Agnolo di Cosimo, usually known as Bronzino, or Agnolo Bronzino, was a Florentine Mannerist painter. His sobriquet, Bronzino, in all probability refers to his dark skin. He lived all his life in Florence, and from his late 30s was kept busy as the painter of Cosimo I de Medici. He was mainly a portraitist but painted religious subjects, and a few allegorical subjects. Many portraits of the Medicis exist in several versions with varying degrees of participation by Bronzino himself and they have often been found cold and artificial, and his reputation suffered from the general critical disfavour attached to Mannerism in the 19th and early 20th centuries. Recent decades have been appreciative of his art. Bronzino was born in Florence, the son of a butcher, according to his contemporary Vasari, Bronzino was a pupil first of Raffaellino del Garbo, and of Pontormo, to whom he was apprenticed at 14. Pontormo is thought to have introduced a portrait of Bronzino as a child one of his series on Joseph in Egypt now in the National Gallery.
Pontormo exercised a dominant influence on Bronzinos developing style, and the two were to remain collaborators for most of the formers life, an early example of Bronzinos hand has often been detected in the Capponi Chapel in the church of Santa Felicita by the Ponte Vecchio in Florence. Pontormo designed the interior and executed the altarpiece, the masterly Deposition from the Cross, Bronzino apparently was assigned the frescoes on the dome, which have not survived. Of the four empanelled tondi or roundels depicting each of the evangelists and his style is so similar to his masters that scholars still debate the specific attributions. Towards the end of his life, Bronzino took a prominent part in the activities of the Florentine Accademia delle Arti del Disegno, of which he was a founding member in 1563. The painter Alessandro Allori was his pupil, and Bronzino was living in the Allori family house at the time of his death in Florence in 1572. Bronzino spent the majority of his career in Florence and it was not long before he became, and remained for most of his career, the official court painter of the Duke and his court.

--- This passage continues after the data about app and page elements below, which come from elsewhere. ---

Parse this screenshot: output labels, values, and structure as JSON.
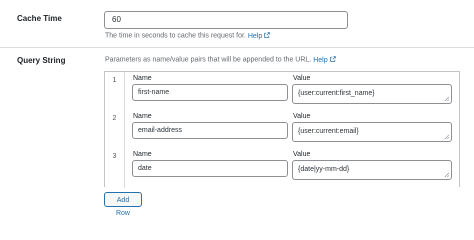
{
  "cache_time": {
    "label": "Cache Time",
    "value": "60",
    "description": "The time in seconds to cache this request for.",
    "help_label": "Help"
  },
  "query_string": {
    "label": "Query String",
    "description": "Parameters as name/value pairs that will be appended to the URL.",
    "help_label": "Help",
    "name_header": "Name",
    "value_header": "Value",
    "rows": [
      {
        "num": "1",
        "name": "first-name",
        "value": "{user:current:first_name}"
      },
      {
        "num": "2",
        "name": "email-address",
        "value": "{user:current:email}"
      },
      {
        "num": "3",
        "name": "date",
        "value": "{date|yy-mm-dd}"
      }
    ],
    "add_row_label": "Add Row"
  },
  "colors": {
    "link": "#2271b1",
    "border": "#8c8f94",
    "divider": "#dcdcde"
  },
  "icons": [
    "external-link-icon",
    "resize-grip-icon"
  ]
}
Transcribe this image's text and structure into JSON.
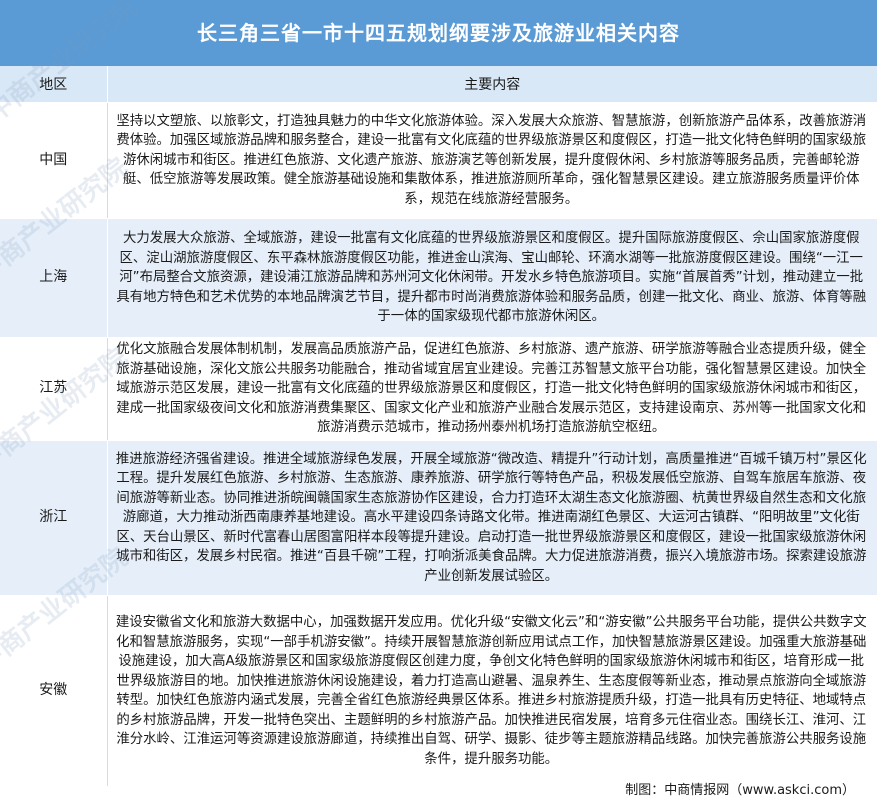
{
  "title": "长三角三省一市十四五规划纲要涉及旅游业相关内容",
  "table": {
    "headers": [
      "地区",
      "主要内容"
    ],
    "rows": [
      {
        "region": "中国",
        "content": "坚持以文塑旅、以旅彰文，打造独具魅力的中华文化旅游体验。深入发展大众旅游、智慧旅游，创新旅游产品体系，改善旅游消费体验。加强区域旅游品牌和服务整合，建设一批富有文化底蕴的世界级旅游景区和度假区，打造一批文化特色鲜明的国家级旅游休闲城市和街区。推进红色旅游、文化遗产旅游、旅游演艺等创新发展，提升度假休闲、乡村旅游等服务品质，完善邮轮游艇、低空旅游等发展政策。健全旅游基础设施和集散体系，推进旅游厕所革命，强化智慧景区建设。建立旅游服务质量评价体系，规范在线旅游经营服务。"
      },
      {
        "region": "上海",
        "content": "大力发展大众旅游、全域旅游，建设一批富有文化底蕴的世界级旅游景区和度假区。提升国际旅游度假区、佘山国家旅游度假区、淀山湖旅游度假区、东平森林旅游度假区功能，推进金山滨海、宝山邮轮、环滴水湖等一批旅游度假区建设。围绕“一江一河”布局整合文旅资源，建设浦江旅游品牌和苏州河文化休闲带。开发水乡特色旅游项目。实施“首展首秀”计划，推动建立一批具有地方特色和艺术优势的本地品牌演艺节目，提升都市时尚消费旅游体验和服务品质，创建一批文化、商业、旅游、体育等融于一体的国家级现代都市旅游休闲区。"
      },
      {
        "region": "江苏",
        "content": "优化文旅融合发展体制机制，发展高品质旅游产品，促进红色旅游、乡村旅游、遗产旅游、研学旅游等融合业态提质升级，健全旅游基础设施，深化文旅公共服务功能融合，推动省域宜居宜业建设。完善江苏智慧文旅平台功能，强化智慧景区建设。加快全域旅游示范区发展，建设一批富有文化底蕴的世界级旅游景区和度假区，打造一批文化特色鲜明的国家级旅游休闲城市和街区，建成一批国家级夜间文化和旅游消费集聚区、国家文化产业和旅游产业融合发展示范区，支持建设南京、苏州等一批国家文化和旅游消费示范城市，推动扬州泰州机场打造旅游航空枢纽。"
      },
      {
        "region": "浙江",
        "content": "推进旅游经济强省建设。推进全域旅游绿色发展，开展全域旅游“微改造、精提升”行动计划，高质量推进“百城千镇万村”景区化工程。提升发展红色旅游、乡村旅游、生态旅游、康养旅游、研学旅行等特色产品，积极发展低空旅游、自驾车旅居车旅游、夜间旅游等新业态。协同推进浙皖闽赣国家生态旅游协作区建设，合力打造环太湖生态文化旅游圈、杭黄世界级自然生态和文化旅游廊道，大力推动浙西南康养基地建设。高水平建设四条诗路文化带。推进南湖红色景区、大运河古镇群、“阳明故里”文化街区、天台山景区、新时代富春山居图富阳样本段等提升建设。启动打造一批世界级旅游景区和度假区，建设一批国家级旅游休闲城市和街区，发展乡村民宿。推进“百县千碗”工程，打响浙派美食品牌。大力促进旅游消费，振兴入境旅游市场。探索建设旅游产业创新发展试验区。"
      },
      {
        "region": "安徽",
        "content": "建设安徽省文化和旅游大数据中心，加强数据开发应用。优化升级“安徽文化云”和“游安徽”公共服务平台功能，提供公共数字文化和智慧旅游服务，实现“一部手机游安徽”。持续开展智慧旅游创新应用试点工作，加快智慧旅游景区建设。加强重大旅游基础设施建设，加大高A级旅游景区和国家级旅游度假区创建力度，争创文化特色鲜明的国家级旅游休闲城市和街区，培育形成一批世界级旅游目的地。加快推进旅游休闲设施建设，着力打造高山避暑、温泉养生、生态度假等新业态，推动景点旅游向全域旅游转型。加快红色旅游内涵式发展，完善全省红色旅游经典景区体系。推进乡村旅游提质升级，打造一批具有历史特征、地域特点的乡村旅游品牌，开发一批特色突出、主题鲜明的乡村旅游产品。加快推进民宿发展，培育多元住宿业态。围绕长江、淮河、江淮分水岭、江淮运河等资源建设旅游廊道，持续推出自驾、研学、摄影、徒步等主题旅游精品线路。加快完善旅游公共服务设施条件，提升服务功能。"
      }
    ]
  },
  "footer": "制图：中商情报网（www.askci.com）",
  "watermark": "中商产业研究院",
  "colors": {
    "title_bg": "#5a9bd6",
    "header_bg": "#d9e8f7",
    "band_bg": "#e6eff9"
  }
}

His portrait figures—often read as static and stylish exemplars of unemotional haughtiness and these well known paintings exist in many workshop versions and copies. In addition to images of the Florentine elite, Bronzino painted idealized portraits of the poets Dante, Bronzinos best known works comprise the aforementioned series of the duke and duchess and Eleonora, and figures of their court such as Bartolomeo Panciatichi and his wife Lucrezia. These paintings, especially those of the duchess, are known for their attention to the detail of her costume. Indeed, the dress itself has been the object of scholarly debate